Projection lenses are another common application of optics. They differ from microscope lenses in that microscope lenses magnify what the human eye cannot see. Rather than zooming into an image, projection lenses enlarge the sample and PROJECT it. Just as with microscope objectives, there are certain design factors that must be taken into consideration when creating a projection lens. One of these factors is the conjugate distance which is the length between the sample and the image (calculated by sample – image distance). The projector at an IMAX movie theater would have a very different conjugate distance than a classroom projector!
Another factor to consider in designing is magnification. The magnification for a projection lens is calculated by dividing the image size by the sample size. Thus, the larger the image is “blown up”, the greater the magnification. The strength of the light source is also positively correlated with magnification- the higher the magnification, the more light is needed. And just like microscope objectives, the working distance is also taken into consideration when designing projection lenses. Focal length, field of view, and relative aperture are also key characteristics of projection lens design.
Zoom lenses have a unique characteristic where the focal length of the lens is adjustable in a range. Changing the focal length changes the field of view of the system.
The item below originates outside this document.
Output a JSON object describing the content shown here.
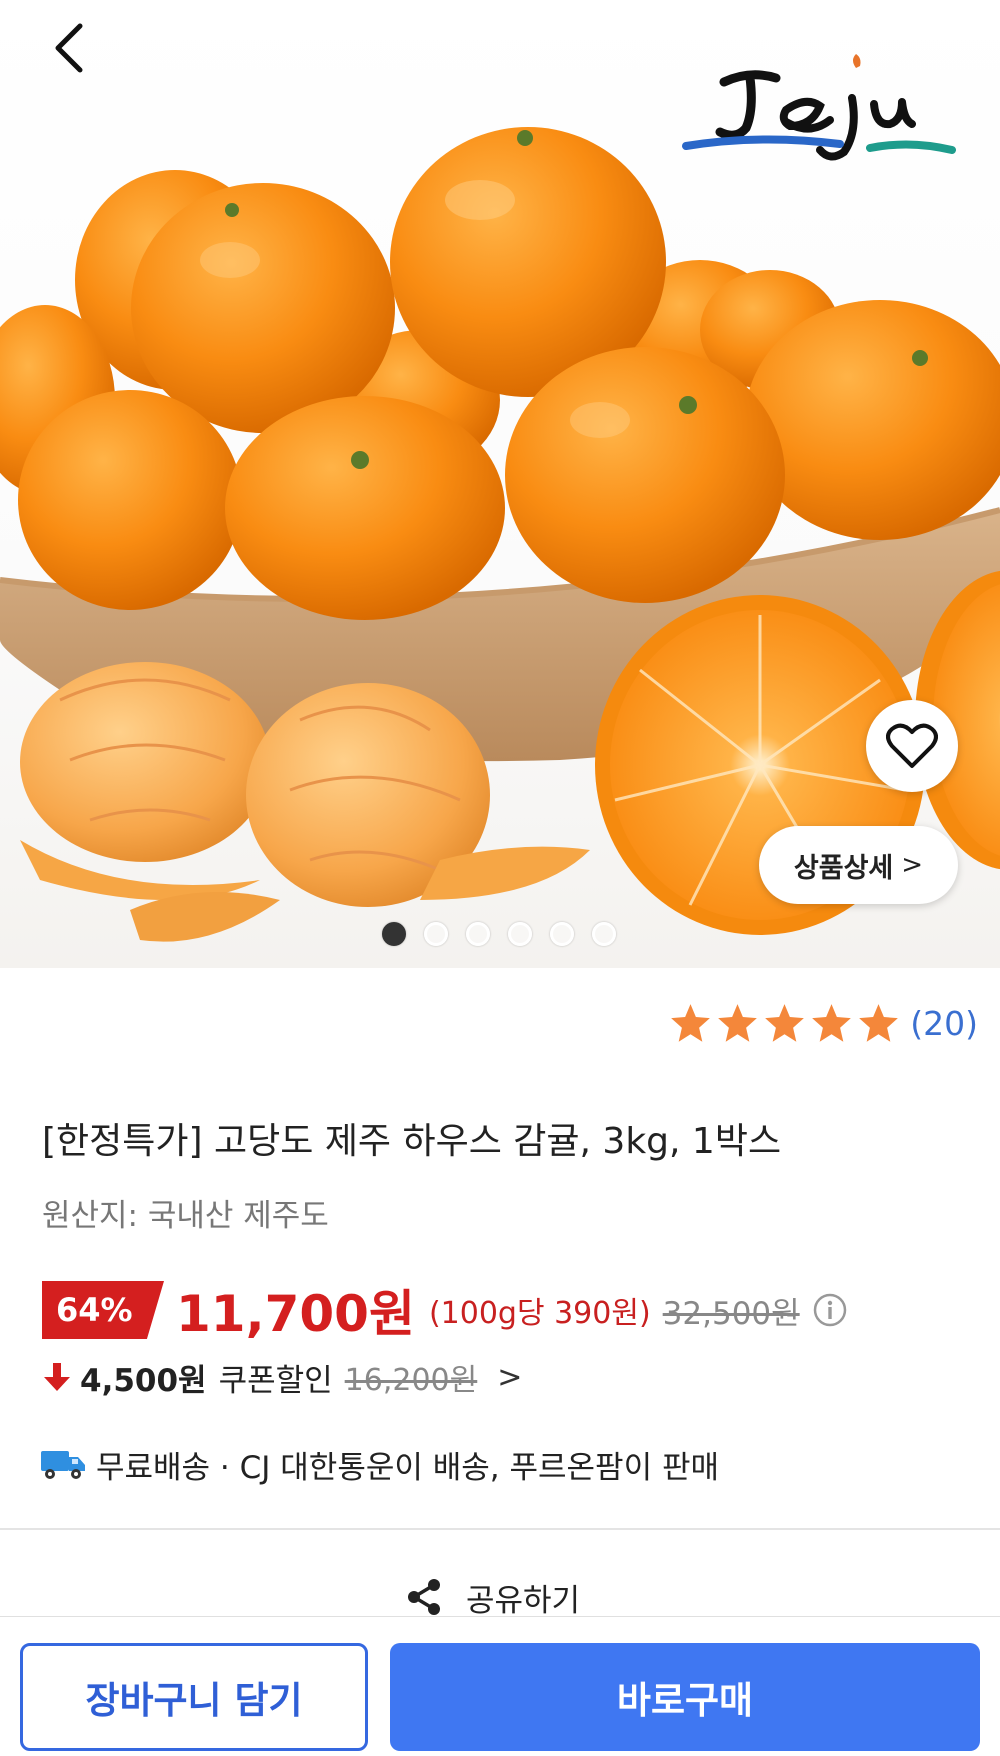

This is a useful property in capturing scenes at different distances and different ranges.